Even the most cautious moms-to-be can find themselves sick with a virus or infection during pregnancy. And if they do, it's reassuring that researchers from the University of Montreal recently vetted common antibiotics, finding no link to birth defects.
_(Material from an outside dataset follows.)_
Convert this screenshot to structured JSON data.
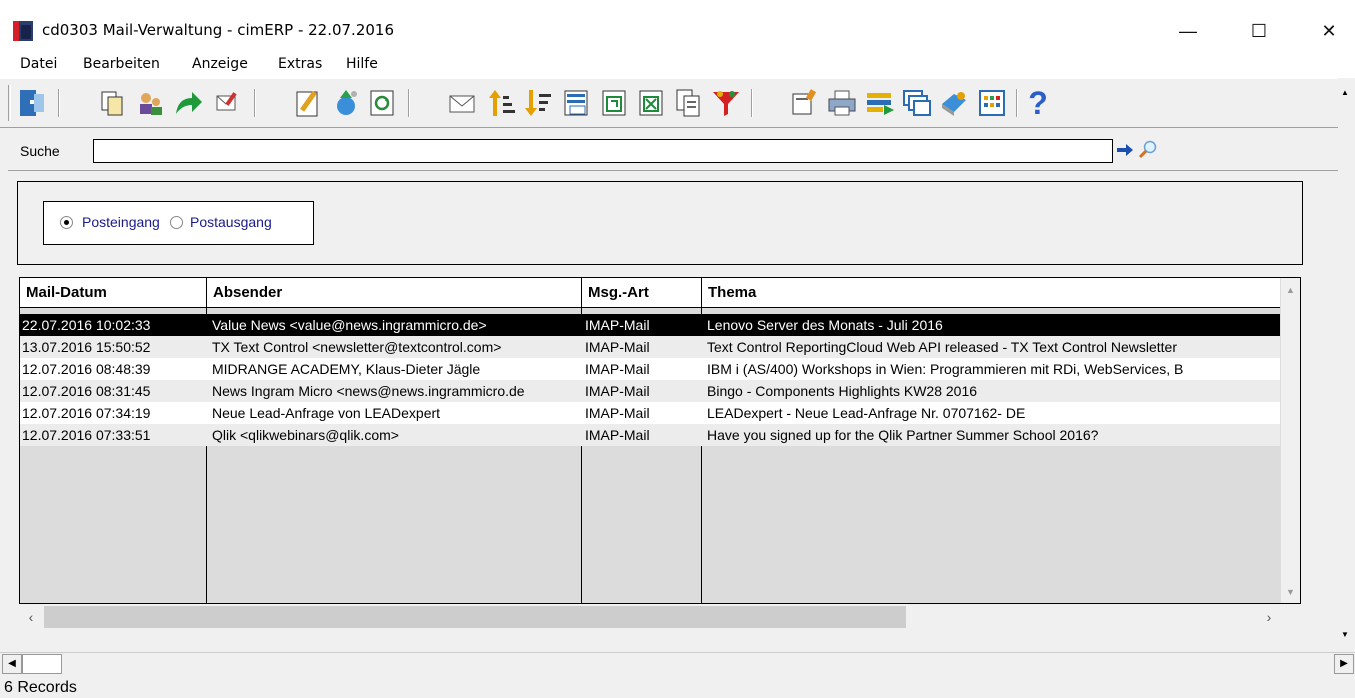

But a new study poses a question: Is it a good idea to take antibiotics the whole way through pregnancy?
The European Lung Foundation found that even when confounding factors like a mother's smoking, asthma or respiratory illness history were accounted for, a link between infant wheezing and taking antibiotics during the third trimester of pregnancy remained.
"There is some evidence to suggest that taking antibiotics at this stage alters the composition of the mother's bacteria, which when transmitted to the newborn may modify the immune system development and explain the increased susceptibility to infections and wheeze," says Dr. Maja Popovic, lead author of the study.
"As we identified that this risk still exists at this late stage of pregnancy, we would suggest that more research is needed to understand this association and clarify the underlying mechanism so that practical public health interventions could be developed in order to minimise unnecessary antibiotic exposures during pregnancy."
In other words, more research is needed to actually do something about this. Still, these new findings, published in the European Respiratory Journal, back previous studies that eliminating antibiotics during pregnancy could keep baby asthma-free.